The second case, State v. Mastor, centers around whether the trial court erred when it found the defendant, Allyson Mastor, in criminal contempt for violating a provision of the consent order which forbade her from allowing her minor children to be in the presence of a “sex offender.” Mastor filed her complaint for child custody, among other provisions, on Sept. 21, 2012, against Jason Mastor, the father of her children, in Iredell County District Court. On Dec. 18, 2012, a consent order resolving child custody was entered that specified that neither party shall have any convicted sex offender in the presence of their minor children. On Jan. 24, 2014, the father filed a motion for contempt against Mastor, alleging that Mastor allowed a convicted sex offender, Kistel, to be in the presence of the minor children, thereby violating the consent order. Kistel had previously been convicted of felony secret peeping in violation of N.C. Gen. Stat. § 14-202, although he was not required to register as a sex offender. The Iredell County District Court found Mastor guilty of indirect criminal contempt.
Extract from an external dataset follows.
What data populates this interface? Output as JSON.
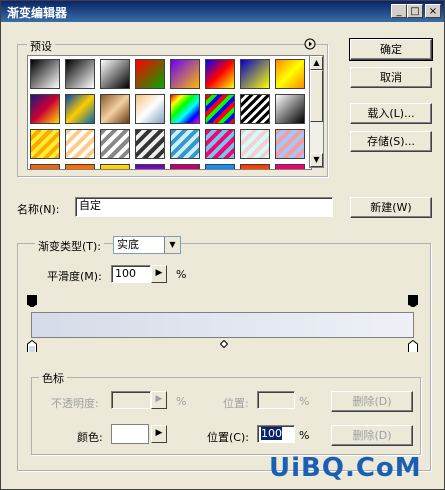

On appeal, the defense argues that Kistel is not a sex offender, because the term is undefined and impermissibly vague.